Let me begin by telling you a story from my childhood.
From age eight to nearly seventeen I lived in a small town and attended Farnham Elementary School in the Eastern Townships, Quebec, Canada. The teachers taught grades one to eight with two grades in every class. I loved the school and most of the teachers and delighted in the once a year Science Fair, even though I am not at all science oriented. Science was the name given to a fair that covered all areas of education, so any project chosen was usually okay. I can’t for the life of me remember what any of my projects were (littlest sister would probably know), but I do recall one of my brother’s projects.
School was not my brother G.’s favorite place to be and so when it came time for the Science Fair, he struggled with picking a project that might interest him. He just did not want to participate and I don’t think he was given the option not to submit anything. I am not sure how it came about, but someone in the family came up with the idea of a poster about muskrats. We are talking about dead muskrats, specifically their pelts. You see, my brother had a 12 gauge shotgun and used it at the family place of business ( a marsh farm) to hunt, to shoot and to kill muskrats. At the time, I thought it was normal that my brother should have a shotgun at such a young age-maybe 12 or 13 and that he should hunt muskrats for pleasure. I was happy for him that he had a hobby that he really enjoyed and at which he excelled.
The project idea was that my brother would hunt, then kill, then skin, then cure the muskrats, then display them for all to see. Along with this display would be included a description of skinning and curing muskrat pelts (euphemism for the skin and fur of dead nonhuman animals). No doubt my mother helped out with the written part of the project. She always helped us out.
I remember my brother being pretty proud of the finished product, so he grudgingly agreed to go to the Science Fair to stand beside his work and to answer questions if they came up. There was a great deal of interest surrounding this display of dead muskrats nailed to a piece of plywood. But that is not all there was. There was also a distinct, unpleasant smell wafting up from the skins of these poor beings. It was the smell of death, the smell of improperly cured pelts. All of a sudden, parents and children alike were avoiding my brother’s project and the growing space around him and his project was becoming increasingly embarrassing. Pride quickly turned to shame and I remember my brother gathering up his work and heading out the door, with my mom quietly supporting him.
Once home, he refused to go back. He was angry, understandably so, at having been forced to participate in the first place. But then, one of us came up with the bright idea of annihilating (covering up) the smell of putrefying flesh. What about my mother’s Chanel #5 perfume? We thought that if we doused the skins with enough perfume, they would be acceptable to the masses for the remaining two days of the fair. My mother immediately deemed the cause worthy of the sacrifice of her expensive perfume. We laughed as we completed our mission.
I am happy to say that the next evening the project passed the nose test, even though the smell of Chanel was, shall we say, a tad overpowering.
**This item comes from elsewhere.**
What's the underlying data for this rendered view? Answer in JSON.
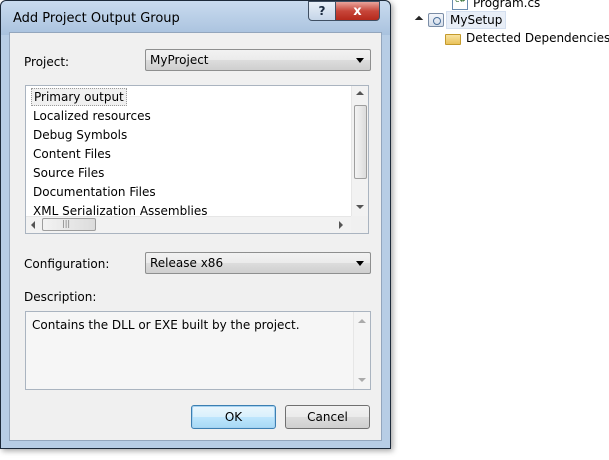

Interested people once again surrounded the table where G’s project was displayed and he stood there proudly, his hobby and his efforts vindicated.
This story became a happy part of our family lore and it was told on many occasions to family members and friends alike. Truthfully, I have not thought about it in quite a few years, but it came back to me as I sat down to write a post about fur farming in Canada.
You may recall that I recently posted about an undercover operation that cited the barbaric treatment of foxes and minks at a fur farm in Quebec. Sometime later, many of the unfortunate residents of this farm were released, no doubt by a nonhuman animal advocate frustrated at the lack of protective action taken by the Canadian Government. Now comes word that the negligent owner is facing 6 charges of cruelty against the non humans he is incarcerating and mistreating for their fur. Astonishingly, the government has chosen not to rescue these beings from the nightmare in which they live.
According to news reports, these charges are the first of their kind to be levied in Canada. Where they will lead, I have no idea. I presume, like many others, that this is a good first step in the cause of nonhuman animal rights and agency over their own lives. But, and this is a big but, the foxes and minks are still living in deplorable conditions, destined for death and out of the reach of help from those of us who care. In my book, their rescue is the first thing that needed to happen. The farmer would have lost his means of livelihood, as well as received a powerful message about his unconscionable conduct. I hope that this still will take place.
Annie’s Vegan View
Indoctrination begins at birth and is a process by which we learn and absorb our culture and its rules.
Children should not be taught , whatever the reason, that using non human beings for our own purposes is okay.
Using kindness and compassion when we show our children the way, is the way!
Choose veganism for all beings, for yourselves, for your children and grandchildren and the generations to come.
May all beings be happy and free.